WHAT THE EXERCISE ASKS: This task calls for copying every line of the records that includes the word "powered".
RECORDS SUPPLIED below:
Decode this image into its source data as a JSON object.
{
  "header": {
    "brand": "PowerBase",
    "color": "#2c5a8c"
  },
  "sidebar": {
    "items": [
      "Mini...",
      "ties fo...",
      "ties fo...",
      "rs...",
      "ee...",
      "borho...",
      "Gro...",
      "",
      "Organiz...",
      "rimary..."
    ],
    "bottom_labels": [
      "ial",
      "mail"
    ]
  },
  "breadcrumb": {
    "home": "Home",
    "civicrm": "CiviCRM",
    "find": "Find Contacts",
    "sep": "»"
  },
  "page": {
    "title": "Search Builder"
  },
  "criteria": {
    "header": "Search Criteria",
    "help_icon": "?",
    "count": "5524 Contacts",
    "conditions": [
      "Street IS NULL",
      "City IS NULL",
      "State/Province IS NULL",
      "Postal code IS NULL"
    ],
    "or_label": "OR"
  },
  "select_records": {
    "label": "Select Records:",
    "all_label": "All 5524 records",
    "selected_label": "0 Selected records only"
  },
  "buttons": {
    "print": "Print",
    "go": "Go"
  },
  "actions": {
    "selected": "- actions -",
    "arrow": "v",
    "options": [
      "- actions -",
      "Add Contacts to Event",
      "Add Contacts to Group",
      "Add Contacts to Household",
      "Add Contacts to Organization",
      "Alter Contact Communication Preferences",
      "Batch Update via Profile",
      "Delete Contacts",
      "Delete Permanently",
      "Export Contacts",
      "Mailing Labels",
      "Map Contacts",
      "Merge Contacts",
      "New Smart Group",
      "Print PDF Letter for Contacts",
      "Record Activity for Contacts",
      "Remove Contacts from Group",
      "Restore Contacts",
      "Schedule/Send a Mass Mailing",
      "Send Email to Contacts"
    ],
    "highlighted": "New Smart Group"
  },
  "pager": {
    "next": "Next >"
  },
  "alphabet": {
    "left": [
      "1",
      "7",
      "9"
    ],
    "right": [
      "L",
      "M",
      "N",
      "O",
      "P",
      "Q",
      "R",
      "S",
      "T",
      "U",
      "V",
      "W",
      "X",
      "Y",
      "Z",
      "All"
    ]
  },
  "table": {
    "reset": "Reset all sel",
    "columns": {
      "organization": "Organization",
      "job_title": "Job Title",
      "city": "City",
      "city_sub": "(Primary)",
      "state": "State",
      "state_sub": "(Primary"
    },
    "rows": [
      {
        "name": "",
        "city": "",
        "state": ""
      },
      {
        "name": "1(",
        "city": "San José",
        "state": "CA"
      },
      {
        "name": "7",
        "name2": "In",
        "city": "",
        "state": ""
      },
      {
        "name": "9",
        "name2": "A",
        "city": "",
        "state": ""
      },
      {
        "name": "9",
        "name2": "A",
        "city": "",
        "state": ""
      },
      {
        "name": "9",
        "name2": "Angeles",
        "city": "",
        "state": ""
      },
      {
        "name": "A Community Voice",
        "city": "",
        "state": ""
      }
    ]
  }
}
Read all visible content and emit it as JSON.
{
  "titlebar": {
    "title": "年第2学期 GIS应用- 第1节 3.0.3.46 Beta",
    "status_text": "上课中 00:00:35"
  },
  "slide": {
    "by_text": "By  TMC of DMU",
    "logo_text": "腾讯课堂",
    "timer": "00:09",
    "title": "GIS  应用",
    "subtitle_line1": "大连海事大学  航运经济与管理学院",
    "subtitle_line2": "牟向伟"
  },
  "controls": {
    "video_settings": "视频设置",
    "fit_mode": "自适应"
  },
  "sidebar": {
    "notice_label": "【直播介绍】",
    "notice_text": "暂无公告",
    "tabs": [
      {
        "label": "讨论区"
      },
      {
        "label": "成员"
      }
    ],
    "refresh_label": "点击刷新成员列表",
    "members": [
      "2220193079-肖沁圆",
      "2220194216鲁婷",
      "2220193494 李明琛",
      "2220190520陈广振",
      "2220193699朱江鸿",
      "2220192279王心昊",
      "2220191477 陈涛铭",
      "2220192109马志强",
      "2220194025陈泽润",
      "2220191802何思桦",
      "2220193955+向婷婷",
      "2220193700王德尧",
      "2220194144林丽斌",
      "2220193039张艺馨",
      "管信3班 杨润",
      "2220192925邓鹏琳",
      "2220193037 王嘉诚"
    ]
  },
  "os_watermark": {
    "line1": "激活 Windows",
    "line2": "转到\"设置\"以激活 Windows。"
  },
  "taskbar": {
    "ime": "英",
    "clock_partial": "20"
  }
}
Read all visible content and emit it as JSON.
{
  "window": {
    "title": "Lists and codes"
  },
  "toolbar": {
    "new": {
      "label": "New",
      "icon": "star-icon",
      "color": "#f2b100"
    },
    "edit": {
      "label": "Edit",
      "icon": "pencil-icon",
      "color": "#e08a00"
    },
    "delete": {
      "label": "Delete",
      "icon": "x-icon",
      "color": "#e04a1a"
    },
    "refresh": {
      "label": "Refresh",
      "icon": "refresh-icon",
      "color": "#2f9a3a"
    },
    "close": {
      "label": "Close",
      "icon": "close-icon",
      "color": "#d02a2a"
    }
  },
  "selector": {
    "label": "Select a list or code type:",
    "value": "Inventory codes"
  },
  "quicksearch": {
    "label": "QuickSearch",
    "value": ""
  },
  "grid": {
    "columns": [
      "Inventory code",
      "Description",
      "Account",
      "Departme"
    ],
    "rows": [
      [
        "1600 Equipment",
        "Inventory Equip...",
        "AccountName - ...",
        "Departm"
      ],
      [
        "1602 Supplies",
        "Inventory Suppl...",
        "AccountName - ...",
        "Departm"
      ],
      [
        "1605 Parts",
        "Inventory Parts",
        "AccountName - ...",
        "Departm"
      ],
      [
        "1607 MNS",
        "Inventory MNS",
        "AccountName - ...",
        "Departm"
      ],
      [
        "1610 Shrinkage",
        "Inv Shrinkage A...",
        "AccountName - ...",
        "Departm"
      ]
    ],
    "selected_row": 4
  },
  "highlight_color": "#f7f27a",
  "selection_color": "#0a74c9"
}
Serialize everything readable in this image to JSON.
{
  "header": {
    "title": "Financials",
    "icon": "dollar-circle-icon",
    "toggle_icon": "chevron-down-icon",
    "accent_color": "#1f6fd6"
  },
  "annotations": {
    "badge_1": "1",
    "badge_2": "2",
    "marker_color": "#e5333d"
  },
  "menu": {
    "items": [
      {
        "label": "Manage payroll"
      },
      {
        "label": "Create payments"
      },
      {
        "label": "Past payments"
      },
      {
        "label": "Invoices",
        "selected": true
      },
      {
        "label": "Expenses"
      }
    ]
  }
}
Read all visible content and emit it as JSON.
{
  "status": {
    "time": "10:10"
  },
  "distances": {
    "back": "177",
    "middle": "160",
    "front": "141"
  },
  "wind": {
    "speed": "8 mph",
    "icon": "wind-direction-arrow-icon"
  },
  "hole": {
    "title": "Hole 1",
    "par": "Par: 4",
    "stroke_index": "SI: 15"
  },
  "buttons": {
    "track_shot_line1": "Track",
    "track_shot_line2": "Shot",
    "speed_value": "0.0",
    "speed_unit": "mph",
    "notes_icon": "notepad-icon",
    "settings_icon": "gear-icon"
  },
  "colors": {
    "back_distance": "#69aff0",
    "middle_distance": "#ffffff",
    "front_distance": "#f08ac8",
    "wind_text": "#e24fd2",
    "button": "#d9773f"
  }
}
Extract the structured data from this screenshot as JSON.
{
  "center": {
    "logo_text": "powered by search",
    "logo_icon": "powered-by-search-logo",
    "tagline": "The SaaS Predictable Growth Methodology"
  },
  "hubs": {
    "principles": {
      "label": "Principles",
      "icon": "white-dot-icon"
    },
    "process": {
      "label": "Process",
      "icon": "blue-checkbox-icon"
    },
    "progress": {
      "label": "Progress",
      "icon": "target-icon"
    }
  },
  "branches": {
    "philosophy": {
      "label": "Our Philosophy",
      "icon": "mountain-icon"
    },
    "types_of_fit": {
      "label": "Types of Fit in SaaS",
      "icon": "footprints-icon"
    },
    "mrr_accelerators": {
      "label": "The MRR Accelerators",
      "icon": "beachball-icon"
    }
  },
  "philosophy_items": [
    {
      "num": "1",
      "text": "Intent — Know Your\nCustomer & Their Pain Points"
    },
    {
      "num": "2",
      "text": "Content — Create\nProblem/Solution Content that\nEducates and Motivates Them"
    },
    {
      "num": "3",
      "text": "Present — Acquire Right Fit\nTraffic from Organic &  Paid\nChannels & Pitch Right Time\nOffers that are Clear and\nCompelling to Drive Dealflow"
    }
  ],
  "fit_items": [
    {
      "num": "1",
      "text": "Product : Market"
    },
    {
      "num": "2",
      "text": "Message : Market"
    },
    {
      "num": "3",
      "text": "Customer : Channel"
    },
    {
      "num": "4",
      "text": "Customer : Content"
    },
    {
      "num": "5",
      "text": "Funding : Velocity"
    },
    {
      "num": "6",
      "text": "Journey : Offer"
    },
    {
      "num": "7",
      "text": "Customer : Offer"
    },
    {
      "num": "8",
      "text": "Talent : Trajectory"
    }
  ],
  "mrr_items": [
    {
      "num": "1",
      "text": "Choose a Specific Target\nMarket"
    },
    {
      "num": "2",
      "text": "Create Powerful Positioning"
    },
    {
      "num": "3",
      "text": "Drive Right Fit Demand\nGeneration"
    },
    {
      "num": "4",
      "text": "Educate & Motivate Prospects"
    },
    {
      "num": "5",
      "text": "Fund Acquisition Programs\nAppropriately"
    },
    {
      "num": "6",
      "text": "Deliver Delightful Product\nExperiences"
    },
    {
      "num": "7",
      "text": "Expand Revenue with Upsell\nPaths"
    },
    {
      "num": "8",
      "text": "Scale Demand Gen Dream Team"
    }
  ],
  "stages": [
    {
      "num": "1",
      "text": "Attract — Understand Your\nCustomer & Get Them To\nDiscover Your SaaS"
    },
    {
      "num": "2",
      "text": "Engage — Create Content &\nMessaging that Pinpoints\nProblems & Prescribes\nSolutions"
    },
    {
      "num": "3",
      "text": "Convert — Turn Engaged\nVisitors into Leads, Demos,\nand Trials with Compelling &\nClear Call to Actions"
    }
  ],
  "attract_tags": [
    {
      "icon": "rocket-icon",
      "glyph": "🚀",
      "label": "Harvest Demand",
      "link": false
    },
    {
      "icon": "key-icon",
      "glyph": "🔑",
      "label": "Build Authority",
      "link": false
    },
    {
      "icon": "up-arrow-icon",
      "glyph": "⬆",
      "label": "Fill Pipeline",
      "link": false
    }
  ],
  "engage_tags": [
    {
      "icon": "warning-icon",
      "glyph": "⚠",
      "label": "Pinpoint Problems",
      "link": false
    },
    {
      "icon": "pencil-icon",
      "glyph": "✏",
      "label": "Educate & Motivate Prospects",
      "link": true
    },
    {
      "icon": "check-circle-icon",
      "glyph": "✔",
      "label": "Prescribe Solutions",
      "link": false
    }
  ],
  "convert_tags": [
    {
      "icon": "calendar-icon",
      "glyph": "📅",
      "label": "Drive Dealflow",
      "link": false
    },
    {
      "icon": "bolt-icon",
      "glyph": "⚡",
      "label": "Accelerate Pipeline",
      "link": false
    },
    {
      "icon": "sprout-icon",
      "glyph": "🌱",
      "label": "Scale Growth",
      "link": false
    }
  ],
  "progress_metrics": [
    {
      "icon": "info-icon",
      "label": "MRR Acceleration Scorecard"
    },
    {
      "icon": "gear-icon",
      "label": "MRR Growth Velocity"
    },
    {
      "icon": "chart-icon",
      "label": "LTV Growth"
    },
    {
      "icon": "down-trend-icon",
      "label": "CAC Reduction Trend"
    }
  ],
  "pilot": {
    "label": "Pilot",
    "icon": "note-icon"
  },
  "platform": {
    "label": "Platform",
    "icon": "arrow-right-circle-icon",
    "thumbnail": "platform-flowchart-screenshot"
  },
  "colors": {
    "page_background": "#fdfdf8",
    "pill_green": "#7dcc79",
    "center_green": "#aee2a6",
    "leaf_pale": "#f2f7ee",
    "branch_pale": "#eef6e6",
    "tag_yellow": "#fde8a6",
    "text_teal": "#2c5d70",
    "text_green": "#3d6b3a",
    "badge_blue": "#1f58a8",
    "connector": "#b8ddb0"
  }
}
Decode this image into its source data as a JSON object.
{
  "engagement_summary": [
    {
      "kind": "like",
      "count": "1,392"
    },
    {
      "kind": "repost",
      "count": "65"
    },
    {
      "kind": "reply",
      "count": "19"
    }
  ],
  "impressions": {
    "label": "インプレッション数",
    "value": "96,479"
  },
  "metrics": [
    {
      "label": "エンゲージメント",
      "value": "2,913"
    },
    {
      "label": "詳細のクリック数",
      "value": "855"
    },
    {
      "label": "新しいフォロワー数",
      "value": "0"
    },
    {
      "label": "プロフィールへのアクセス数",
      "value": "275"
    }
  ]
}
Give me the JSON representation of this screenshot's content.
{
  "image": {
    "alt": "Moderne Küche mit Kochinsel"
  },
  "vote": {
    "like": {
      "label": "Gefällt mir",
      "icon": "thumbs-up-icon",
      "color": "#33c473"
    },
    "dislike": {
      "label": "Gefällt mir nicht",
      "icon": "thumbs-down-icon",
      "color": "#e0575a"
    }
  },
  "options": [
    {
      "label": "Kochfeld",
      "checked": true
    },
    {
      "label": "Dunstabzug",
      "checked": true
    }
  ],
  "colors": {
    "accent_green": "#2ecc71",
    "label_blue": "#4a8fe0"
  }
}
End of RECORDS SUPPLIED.
WRITTEN RESPONSE:
    "logo_text": "powered by search",
    "logo_icon": "powered-by-search-logo",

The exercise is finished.